Love is the integrity of God. Love is God’s perfection, experienced by all regardless of who they are or what they have done. We are called to be perfect by and in love, by the love we receive for this unconditional love of God’s set us free to love others in just the same way.
Our integrity is bringing together within ourselves all the dysfunction in the world and loving it as much as we love the loveable. We can have no favourites, no inner circle amd none who are excluded. Our integrity in love is the capacity to love others as they are, not as we want them to be for to do that, to love them as we want them to be, is to simply love the reflection of ourselves we see in them.
And our reflection may be smeared with the fingerprints of our own shortcomings.
Integrity has its beginning in how we love ourselves and how we live our lives in unity with the truth about ourselves. No one is complete at this very moment. None is without regrets or skeletons rattling deep within. We are frail and feeble humans who have found our way in this world, largely by trial and error. Loving ourselves is the capacity to bring into unity the many aspects of ourselves and to be able to live with the truth that we have been loved into perfection by perfection itself – God.
Integrity is the capacity to let go of those things we have constructed to protect ourselves from ourselves and to pull down the false wall lived between the world and ourselves. Living with integrity is difficult and rare – difficult to do and rare to witness. Yet it is what we are called to do. It is confronting to face the secrets and failures we have papered over by success, professionalism and fancy clothes. It is confronting to sit down in the dark and realise your life is like a discordant symphony – full of sharp edges and hidden corners – and that you are called to do something about it.
The Sermon on the Mount is that call from Jesus to the people of his time to live with integrity, to stop fooling themselves that they were faithfully living the commandments when they were unable to love their enemies. It is Jesus call to us to face the same in our own lives, in the life of the church and in the life of our nation. It is not easy but it is necessary otherwise life will always be bits and pieces cobbled together in a magicians illusion, not perfection.

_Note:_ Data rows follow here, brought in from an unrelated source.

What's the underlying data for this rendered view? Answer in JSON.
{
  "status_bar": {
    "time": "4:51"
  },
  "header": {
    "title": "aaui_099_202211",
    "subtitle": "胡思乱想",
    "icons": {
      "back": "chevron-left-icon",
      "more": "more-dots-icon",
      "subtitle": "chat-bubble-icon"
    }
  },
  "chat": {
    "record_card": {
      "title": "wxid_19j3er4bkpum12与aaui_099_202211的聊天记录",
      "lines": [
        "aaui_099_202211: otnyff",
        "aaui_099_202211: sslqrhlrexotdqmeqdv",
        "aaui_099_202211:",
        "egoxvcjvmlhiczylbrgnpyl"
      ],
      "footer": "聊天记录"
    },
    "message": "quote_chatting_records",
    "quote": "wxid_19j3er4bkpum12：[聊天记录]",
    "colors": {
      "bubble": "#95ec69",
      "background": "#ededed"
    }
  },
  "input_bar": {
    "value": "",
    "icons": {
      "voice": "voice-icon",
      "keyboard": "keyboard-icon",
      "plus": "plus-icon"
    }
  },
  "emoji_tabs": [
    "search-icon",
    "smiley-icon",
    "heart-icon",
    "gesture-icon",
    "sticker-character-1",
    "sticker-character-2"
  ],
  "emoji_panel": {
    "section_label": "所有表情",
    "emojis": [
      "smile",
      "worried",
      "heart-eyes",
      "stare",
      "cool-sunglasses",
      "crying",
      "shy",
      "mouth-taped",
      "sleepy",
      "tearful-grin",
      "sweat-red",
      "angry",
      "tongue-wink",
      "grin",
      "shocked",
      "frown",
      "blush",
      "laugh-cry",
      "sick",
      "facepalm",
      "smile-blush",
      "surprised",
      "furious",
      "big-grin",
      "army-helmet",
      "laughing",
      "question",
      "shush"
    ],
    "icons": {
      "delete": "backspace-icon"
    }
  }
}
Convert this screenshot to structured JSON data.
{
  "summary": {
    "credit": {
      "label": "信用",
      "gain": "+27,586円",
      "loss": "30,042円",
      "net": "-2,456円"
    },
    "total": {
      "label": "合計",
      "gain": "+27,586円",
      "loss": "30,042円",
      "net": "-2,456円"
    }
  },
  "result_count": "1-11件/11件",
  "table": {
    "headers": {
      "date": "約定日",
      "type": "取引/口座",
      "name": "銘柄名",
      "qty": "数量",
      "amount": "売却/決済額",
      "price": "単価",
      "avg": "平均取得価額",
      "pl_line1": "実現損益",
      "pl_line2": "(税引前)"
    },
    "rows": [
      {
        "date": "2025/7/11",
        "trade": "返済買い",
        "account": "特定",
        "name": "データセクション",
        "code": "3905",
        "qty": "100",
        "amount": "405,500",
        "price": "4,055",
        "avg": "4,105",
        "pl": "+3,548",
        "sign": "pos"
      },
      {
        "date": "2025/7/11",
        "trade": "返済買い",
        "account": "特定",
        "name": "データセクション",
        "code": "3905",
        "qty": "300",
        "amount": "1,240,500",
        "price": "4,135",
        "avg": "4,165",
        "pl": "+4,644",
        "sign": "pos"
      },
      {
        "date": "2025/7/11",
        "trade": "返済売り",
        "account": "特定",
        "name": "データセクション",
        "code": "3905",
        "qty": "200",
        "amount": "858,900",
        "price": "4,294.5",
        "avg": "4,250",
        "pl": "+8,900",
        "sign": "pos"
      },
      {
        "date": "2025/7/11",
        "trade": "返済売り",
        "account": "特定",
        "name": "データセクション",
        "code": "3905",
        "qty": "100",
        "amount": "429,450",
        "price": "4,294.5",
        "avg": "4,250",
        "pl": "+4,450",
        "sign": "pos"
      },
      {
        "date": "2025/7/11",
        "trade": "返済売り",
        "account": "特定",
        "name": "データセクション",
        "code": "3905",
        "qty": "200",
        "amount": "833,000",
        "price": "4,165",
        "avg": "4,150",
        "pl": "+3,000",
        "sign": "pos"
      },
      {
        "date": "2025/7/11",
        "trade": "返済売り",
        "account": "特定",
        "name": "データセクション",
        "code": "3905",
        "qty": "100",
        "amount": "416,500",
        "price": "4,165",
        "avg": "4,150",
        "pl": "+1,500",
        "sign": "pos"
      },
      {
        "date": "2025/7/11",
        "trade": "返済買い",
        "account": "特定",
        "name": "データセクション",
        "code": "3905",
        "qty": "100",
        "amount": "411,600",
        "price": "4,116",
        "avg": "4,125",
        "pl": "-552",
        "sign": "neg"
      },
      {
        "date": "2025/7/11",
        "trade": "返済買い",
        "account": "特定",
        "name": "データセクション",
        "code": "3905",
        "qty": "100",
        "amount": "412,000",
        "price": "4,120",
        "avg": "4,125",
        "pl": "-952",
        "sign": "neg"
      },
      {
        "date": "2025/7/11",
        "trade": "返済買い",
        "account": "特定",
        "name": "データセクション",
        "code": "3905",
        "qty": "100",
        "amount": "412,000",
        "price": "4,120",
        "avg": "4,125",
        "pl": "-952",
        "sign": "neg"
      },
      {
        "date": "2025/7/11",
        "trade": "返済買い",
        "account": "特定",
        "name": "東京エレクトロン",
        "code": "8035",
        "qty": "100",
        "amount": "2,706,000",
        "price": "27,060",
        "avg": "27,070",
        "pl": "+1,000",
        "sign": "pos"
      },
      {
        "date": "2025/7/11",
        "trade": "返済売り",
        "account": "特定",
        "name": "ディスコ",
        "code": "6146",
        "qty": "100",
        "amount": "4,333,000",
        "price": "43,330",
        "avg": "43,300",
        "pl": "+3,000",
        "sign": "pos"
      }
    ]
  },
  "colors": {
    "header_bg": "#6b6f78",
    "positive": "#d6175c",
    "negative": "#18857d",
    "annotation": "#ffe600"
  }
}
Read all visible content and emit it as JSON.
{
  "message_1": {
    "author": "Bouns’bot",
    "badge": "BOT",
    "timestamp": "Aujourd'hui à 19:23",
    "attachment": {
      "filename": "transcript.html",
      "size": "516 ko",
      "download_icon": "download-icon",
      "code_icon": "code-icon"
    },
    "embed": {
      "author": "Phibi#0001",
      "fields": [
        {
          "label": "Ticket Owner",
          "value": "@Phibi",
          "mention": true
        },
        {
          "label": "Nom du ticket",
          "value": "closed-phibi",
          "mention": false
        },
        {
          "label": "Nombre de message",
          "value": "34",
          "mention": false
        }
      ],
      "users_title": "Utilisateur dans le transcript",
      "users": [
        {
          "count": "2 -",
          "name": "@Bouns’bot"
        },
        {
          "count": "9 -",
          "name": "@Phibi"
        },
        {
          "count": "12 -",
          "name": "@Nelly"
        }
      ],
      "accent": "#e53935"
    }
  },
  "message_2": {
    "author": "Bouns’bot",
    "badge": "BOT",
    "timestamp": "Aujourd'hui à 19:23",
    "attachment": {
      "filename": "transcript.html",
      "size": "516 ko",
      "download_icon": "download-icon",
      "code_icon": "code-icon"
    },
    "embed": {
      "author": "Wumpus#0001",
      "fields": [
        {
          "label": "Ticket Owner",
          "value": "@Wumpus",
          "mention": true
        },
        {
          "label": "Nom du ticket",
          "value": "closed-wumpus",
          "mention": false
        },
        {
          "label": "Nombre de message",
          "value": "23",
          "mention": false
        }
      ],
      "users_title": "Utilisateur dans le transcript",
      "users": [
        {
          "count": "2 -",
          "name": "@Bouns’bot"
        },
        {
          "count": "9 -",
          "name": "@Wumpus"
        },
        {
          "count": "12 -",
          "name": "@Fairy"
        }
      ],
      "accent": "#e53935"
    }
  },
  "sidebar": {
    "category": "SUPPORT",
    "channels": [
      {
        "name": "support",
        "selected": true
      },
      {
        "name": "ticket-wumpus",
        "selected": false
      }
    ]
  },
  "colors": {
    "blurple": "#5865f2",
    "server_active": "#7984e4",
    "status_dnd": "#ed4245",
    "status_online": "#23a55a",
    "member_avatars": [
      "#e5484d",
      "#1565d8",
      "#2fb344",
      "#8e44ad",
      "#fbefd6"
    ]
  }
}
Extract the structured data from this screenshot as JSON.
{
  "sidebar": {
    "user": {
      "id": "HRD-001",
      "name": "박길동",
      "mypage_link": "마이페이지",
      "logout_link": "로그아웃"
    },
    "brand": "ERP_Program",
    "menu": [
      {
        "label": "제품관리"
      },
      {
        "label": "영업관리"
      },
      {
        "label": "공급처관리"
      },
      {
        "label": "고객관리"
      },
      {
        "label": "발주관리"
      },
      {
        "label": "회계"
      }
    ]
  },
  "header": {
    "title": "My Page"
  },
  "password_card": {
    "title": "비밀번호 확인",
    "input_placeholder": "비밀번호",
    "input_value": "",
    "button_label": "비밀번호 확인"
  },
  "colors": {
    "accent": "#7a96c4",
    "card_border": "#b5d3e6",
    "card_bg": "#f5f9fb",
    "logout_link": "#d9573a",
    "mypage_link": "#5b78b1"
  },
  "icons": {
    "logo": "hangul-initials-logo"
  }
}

Living with integrity as God lives is our designated vocation, let’s make it real. Amen